Language and Liturgy
We Egyptians do not use words, but sounds.....
- from the Corpus Hermeticum
How do you express the ineffable? This is one of the main problems facing modern man as he confronts the liturgies of the past. How much do we change, and how much do we leave alone? How much are we supposed to understand, and how much is veiled in a mystery that cannot be grasped? Liturgy has changed in the past, why not again? This has indeed been the excuse of all liturgical reformers from any number of Christian confessions. Clarity, simplicity, and contemporary language are to be desired in all attempts at liturgical reform. Modern people are too smart to be patronized by a sacred language. They need to "know what's going on."
I have been in the front seat watching attempts to translate the Byzantine liturgy into modern English, and it is a headache. Right off the bat, one realizes that all of the Greek poetic play on words is gone, many of the terms no longer make sense, and the prose is far from high quality in the English translation. If you kept it in Greek or Slavonic, you wouldn't understand it, but put it into English, and it just sounds exotic and at worst non-sensical. So how do you get around the problem? Do you keep it in the "prayer wheel"mentality of reciting the prayers just because they are there, or do you do your best to write a theological treatise of the prayers that all can understand?
Let us take a more radical opinion to shed light on the subject. Gregory Shaw, in his book on Iamblichus that we have been studying, cites Claire Preaux on this question: "The attitude of religious communities with regard to translation is conditioned by the degree of rationality that they admit in the relations between man and the divine." (p. 181)
Gregory Shaw continues:
"For Iamblichus, however, to deny the value of the god's audible expression would dismiss the energeia of the god, and in principle it would deny the value of the entire sensible cosmos as the energeia of the Demiurge. The names of the gods were individual theophanies in the same way that the cosmos was the universal theophany, and since both preceded man's conceptual understanding Iamblichus says that they should not be changed according to conceptual criteria.... The sacred names were "bodies" of the gods that should not be violated by translation." - p. 182
and again Shaw writes:
"Since the ascent of the soul was integrally tied to the descent of the gods in cosmogenesis, when the soul chanted the names and vowels associated with the gods, it entered their energeia. Because the names were divinizing the soul ascended, yet insofar as the soul chanted the names, it descended with them into the sensible world..... Since the soul itself could never grasp or initiate theurgy, the incantation, strictly speaking, was accomplished by the god, yet it freed the soul by allowing it to actively experience what it could never conceptually understand." - p. 187 , my emphasis.
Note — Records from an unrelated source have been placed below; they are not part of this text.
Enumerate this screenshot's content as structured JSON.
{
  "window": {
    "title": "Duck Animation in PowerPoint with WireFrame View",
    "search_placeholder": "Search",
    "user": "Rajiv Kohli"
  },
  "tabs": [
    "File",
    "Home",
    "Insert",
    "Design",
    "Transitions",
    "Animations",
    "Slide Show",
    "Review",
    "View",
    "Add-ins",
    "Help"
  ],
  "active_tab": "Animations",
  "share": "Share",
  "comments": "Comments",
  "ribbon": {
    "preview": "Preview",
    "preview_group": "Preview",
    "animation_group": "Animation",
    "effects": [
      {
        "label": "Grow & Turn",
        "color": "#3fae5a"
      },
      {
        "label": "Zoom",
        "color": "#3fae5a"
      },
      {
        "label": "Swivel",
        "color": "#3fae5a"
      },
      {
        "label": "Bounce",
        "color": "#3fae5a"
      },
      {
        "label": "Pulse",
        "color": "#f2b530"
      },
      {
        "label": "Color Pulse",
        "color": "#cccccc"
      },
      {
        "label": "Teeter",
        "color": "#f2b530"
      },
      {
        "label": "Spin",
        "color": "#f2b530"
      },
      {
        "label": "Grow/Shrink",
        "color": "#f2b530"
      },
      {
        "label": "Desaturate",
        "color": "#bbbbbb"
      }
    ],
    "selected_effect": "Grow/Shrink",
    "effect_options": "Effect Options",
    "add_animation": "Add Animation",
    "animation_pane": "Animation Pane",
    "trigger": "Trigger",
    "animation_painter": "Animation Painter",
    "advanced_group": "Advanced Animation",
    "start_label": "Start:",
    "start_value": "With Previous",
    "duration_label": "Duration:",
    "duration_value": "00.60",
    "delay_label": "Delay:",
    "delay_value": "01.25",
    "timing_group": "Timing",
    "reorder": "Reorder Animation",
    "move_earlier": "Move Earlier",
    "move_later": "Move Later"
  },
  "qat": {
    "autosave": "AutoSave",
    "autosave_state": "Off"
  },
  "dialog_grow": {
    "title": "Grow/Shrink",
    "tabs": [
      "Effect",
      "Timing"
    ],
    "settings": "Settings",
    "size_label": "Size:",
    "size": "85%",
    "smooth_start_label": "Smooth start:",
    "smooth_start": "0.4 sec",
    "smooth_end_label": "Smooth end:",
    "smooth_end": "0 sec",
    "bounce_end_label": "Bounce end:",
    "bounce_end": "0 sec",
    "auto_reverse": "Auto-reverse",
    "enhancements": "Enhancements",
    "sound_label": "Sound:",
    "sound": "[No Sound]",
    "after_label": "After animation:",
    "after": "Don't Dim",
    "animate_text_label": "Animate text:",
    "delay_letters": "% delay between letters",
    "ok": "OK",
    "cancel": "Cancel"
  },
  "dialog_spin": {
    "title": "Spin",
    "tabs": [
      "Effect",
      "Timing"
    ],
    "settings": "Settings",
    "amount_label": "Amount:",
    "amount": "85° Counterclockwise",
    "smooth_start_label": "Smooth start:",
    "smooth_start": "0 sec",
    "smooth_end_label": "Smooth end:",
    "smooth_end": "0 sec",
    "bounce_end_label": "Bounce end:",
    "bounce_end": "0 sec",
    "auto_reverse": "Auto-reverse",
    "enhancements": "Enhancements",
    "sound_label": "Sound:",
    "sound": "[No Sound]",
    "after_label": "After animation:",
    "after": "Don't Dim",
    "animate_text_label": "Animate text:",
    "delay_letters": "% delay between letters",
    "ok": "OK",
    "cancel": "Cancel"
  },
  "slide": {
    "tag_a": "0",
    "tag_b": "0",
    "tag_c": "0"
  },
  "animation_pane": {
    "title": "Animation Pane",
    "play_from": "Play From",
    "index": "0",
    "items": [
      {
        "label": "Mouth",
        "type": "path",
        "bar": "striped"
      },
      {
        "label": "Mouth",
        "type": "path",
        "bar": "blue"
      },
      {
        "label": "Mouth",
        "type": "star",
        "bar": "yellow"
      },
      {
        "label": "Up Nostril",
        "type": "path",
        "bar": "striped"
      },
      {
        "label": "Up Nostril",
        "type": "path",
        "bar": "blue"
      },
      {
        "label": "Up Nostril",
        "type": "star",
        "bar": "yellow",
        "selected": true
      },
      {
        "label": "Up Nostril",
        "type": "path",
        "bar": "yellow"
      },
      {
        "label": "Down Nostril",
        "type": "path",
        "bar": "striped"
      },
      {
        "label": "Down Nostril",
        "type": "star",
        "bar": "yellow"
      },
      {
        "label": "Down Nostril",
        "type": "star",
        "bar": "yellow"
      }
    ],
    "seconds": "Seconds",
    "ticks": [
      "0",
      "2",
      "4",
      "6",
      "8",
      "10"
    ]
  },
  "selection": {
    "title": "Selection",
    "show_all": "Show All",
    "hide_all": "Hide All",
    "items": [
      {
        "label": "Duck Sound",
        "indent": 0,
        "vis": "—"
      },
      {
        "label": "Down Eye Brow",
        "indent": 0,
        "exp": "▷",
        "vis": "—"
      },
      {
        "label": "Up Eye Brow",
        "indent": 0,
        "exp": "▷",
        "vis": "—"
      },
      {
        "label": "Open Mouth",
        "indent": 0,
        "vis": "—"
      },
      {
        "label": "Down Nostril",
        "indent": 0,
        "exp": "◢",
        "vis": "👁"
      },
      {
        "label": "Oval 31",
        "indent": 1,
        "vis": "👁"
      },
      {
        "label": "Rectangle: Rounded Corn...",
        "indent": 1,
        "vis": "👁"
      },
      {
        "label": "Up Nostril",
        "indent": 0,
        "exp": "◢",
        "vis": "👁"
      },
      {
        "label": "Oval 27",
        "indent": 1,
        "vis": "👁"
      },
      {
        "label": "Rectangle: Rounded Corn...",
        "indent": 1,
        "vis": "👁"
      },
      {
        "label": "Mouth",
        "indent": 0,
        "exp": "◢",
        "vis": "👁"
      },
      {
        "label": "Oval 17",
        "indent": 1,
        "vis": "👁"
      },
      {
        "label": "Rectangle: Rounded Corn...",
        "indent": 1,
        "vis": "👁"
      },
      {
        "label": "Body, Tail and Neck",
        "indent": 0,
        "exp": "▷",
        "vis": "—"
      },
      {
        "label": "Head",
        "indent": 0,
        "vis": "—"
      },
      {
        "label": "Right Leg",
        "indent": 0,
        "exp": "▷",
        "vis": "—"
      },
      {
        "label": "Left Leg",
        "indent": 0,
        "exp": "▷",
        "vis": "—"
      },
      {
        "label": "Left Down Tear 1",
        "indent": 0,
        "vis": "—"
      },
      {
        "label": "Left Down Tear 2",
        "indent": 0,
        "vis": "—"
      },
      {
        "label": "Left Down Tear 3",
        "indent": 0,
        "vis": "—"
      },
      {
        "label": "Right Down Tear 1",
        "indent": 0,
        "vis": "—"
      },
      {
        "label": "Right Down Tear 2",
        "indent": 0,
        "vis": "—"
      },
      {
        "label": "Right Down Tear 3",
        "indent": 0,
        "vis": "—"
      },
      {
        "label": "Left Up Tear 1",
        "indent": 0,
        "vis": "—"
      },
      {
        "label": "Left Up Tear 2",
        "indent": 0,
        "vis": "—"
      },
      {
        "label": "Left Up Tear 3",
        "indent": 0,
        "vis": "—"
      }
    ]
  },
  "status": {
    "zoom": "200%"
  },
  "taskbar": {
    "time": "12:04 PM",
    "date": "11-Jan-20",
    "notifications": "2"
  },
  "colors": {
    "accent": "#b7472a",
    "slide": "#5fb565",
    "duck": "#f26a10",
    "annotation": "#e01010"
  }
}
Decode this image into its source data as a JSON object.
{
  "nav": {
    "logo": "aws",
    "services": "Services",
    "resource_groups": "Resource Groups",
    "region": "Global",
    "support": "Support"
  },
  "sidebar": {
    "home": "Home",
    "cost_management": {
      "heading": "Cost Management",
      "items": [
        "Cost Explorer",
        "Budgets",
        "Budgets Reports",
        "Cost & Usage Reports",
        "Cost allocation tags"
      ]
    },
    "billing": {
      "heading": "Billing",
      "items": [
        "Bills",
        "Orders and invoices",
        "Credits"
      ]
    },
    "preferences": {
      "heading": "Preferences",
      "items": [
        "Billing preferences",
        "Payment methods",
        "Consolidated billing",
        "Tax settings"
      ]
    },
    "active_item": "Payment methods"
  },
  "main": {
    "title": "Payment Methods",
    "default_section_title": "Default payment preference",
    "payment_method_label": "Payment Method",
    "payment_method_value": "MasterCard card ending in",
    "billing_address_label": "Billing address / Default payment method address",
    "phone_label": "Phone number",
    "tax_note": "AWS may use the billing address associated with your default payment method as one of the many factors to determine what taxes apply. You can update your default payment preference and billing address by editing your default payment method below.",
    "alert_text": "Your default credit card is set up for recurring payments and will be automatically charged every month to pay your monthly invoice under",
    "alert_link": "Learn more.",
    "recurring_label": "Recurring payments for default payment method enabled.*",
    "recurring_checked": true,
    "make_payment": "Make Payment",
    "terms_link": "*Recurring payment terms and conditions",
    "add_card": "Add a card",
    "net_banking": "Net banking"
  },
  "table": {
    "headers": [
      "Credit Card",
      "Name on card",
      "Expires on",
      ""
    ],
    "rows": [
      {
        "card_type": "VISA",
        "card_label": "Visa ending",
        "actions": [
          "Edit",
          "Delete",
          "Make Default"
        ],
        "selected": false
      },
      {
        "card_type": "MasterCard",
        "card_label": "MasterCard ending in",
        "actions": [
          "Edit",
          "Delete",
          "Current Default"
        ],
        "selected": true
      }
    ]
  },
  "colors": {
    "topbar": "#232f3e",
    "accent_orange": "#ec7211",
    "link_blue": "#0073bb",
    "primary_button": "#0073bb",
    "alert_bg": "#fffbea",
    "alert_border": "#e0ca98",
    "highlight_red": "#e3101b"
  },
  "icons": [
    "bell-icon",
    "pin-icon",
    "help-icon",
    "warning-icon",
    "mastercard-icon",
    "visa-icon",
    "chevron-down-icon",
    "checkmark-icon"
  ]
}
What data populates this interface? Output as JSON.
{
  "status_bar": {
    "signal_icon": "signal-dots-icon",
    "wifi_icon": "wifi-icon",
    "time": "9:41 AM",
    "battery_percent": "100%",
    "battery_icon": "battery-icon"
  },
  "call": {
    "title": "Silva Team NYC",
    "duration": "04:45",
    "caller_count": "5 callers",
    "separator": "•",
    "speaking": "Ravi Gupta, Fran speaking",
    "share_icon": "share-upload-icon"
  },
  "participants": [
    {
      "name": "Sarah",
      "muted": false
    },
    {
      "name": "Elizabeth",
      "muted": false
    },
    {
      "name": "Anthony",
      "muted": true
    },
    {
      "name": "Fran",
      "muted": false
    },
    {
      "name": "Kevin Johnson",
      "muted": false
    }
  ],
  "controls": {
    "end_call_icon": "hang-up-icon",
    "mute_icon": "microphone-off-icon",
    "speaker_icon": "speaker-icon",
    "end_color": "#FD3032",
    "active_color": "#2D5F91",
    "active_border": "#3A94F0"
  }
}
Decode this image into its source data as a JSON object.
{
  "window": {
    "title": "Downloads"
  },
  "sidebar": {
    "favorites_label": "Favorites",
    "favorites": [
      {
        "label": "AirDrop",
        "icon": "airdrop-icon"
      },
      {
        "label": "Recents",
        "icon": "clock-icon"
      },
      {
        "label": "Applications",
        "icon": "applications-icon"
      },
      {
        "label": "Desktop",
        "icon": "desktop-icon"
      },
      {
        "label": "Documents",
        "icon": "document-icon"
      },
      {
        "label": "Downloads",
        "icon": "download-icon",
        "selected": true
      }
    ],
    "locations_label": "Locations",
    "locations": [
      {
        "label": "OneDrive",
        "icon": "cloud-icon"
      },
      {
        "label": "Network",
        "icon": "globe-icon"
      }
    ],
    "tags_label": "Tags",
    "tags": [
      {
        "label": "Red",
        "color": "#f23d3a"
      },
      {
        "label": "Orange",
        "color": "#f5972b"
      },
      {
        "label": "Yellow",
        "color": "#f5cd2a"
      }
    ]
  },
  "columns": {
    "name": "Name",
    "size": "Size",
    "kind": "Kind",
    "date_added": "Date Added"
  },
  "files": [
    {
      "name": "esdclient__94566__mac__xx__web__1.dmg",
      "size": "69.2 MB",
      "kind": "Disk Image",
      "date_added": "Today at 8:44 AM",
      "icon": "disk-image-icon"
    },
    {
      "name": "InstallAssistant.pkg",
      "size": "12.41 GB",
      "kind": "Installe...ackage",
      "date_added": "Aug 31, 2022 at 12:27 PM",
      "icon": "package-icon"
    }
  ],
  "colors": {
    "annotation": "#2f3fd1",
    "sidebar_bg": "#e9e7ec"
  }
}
All well and good, you might say, but how does this neo-Platonic pagan gobbly-gook apply to Christian liturgy? First, we must say that the idea of a sacred language was also shared by the early Christian writer Origen, when he wrote in his Contra Celsum that Hebrew was a sacred language, "not concerned with ordinary, created things, but with a certain mysterious divine science that is related to the Creator of the universe." Perhaps this is why the Septuagint translation of the Psalms was so servile to the Hebrew and at times incomprehensible: the translators did not just want to convey an idea, but rather give the reader a real impression of the original Hebrew text deemed sacred in itself, even if it meant sacrificing comprehensibility. This is even more the case when they translated the Septuagint Psalter into Old Slavonic when the Slavs converted to Byzantine Christianity, and was even more revered even though it was a translation of a translation.
We moderns, however, can ask if there is any foundation to all of this. Is the sign something in itself that must be revered, or is the "content" that which is most important? Is there another theological foundation to all this? If not, does this mean we need to switch back to Hebrew as a liturgical language?
The way to resolve this problem is to consider the Hebrew/Christian concept of memory. Ours is a thoroughly historical religion. From the traditional Passover feast to the remembering of the saints in apostolic liturgies, much of how we worship has to do not just with a vertical communion with God (worshiper to God directly), but also a horizontal communion with the Body of Christ over time and space. When we worship with the same prayers as our ancestors, there is something profound that is passed on to us that I would contend we do not fully understand. The rhythms and cadences of Latin, Greek, Old Slavonic, or Elizabethan English form us in a way that merely telling us a theological truth could never do. There is a history to these prayers, and Christianity is a Faith of history. In a sense, as long as we do not exaggerate the point, they do have a power of their own, a power that begins to work on us even before we understand them, either as children or as converts to the Faith.
No matter what the traditional manner of worship, no matter how authentic, ancient, or new it may seem, we are confronted with a transmission from our elders who did know more than we know now. Change may be desirable or even necessary in some cases, but those cases should be kept to a minimum lest we destroy the traditional sound, the music of the words of worship.
(to be continued...)